Wednesday, December 22, 2010

Min'NoSnow'ta for Thursday

The near-unanimous consensus for Thursday afternoon/evening is a forecast of flurries. FOX still provides for the possibility of an inch of snow in the metro. Although it now appears to be a substantially snowless Thursday, this non-event will still be graded because so much attention was focused on the possibility of snow for the last several days. We've also included a few comments related to the extended forecast as detailed by several weather outlets. Remember to follow us on Twitter for forecaster updates and related comments.

WCCO: Little or no snow from metro north and east. Extended period of dry weather ahead.

KSTP: Maybe some flurries. No snow until possibly the middle of next week.

FOX: “Maybe up to an inch of snow here in the metro.”

KARE: "If we see any snow, it would be in the southwest metro and be less than an inch.
We’ll most likely add to our snow total before the end of the month. As we get out to New Year’s, there may be a more significant big storm headed to the Upper Midwest."

Star Tribune: Flurries. "It's pretty far off, but the GFS model is hinting at a potentially significant snowfall between New Year's Eve and roughly January 3, over 1.5" liquid. If it verifies (too early to tell) it could be a big, new pile of additional snow."

NWS: 30-40% chance of snow Thursday and Thursday night. No accumulation mentioned.

MPR: Snow sliding off to southwest of metro (from Tuesday a..m. update)


  1. It might miss us, but this is going to make one hell of a storm for the South and East Coast. Reminds me of the 1993 Superstorm. If it takes the right track, 20 to 40" is possible in the Northeast and Mid-Atlantic areas.

  2. Here's some respectable coverage of the current thinking for the Washington DC area. Will be interesting to see what happens.

  3. This morning, most outlets have pushed this storm back northeast a hundred miles or more and have larger snow totals in the SW suburbs. A quick scan of the changes people are thinking this morning before the storm could be interesting.

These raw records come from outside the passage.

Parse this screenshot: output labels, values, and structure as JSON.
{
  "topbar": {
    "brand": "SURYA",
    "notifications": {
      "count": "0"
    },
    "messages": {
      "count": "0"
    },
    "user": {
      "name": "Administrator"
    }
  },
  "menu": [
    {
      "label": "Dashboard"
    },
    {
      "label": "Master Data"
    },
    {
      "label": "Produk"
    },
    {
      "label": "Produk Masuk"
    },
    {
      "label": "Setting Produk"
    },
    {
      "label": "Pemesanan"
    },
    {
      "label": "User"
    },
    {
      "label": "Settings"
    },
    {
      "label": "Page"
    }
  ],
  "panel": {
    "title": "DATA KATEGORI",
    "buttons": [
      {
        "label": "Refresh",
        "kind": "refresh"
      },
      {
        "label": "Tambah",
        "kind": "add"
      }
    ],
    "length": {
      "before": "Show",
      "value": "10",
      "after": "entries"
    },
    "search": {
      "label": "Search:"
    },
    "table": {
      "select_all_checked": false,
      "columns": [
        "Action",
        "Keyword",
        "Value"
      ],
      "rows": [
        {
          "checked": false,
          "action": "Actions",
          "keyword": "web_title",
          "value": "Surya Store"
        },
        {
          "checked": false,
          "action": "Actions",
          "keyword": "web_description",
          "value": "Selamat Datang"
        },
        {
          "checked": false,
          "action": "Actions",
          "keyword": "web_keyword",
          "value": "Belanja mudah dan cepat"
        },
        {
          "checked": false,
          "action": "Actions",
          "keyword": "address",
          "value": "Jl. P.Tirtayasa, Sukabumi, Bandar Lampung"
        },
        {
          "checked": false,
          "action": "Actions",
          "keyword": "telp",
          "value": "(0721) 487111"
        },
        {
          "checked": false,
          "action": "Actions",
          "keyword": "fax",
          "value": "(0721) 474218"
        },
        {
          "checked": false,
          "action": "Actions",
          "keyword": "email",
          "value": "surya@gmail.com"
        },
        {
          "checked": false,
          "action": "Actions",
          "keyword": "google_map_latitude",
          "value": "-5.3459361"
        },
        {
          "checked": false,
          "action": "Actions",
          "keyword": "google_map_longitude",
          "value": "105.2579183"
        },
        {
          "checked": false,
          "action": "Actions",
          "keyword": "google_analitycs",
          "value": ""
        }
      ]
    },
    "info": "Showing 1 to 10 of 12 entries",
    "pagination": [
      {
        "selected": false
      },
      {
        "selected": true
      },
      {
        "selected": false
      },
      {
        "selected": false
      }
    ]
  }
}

    Another great site, especially for long range estimates of snowy weather is . He's an individual private forecaster, based out of the U.P. so he's a bit more focused on that area and Lake Superior lake effect, but he also does a very good job of letting people know well ahead of time what the long range models are saying, even if they have a chance of bouncing around a bit.

  4. Thanks, Erik. I've gone ahead and provided a new post for the revised forecasts. Thanks also for noting the johndee site.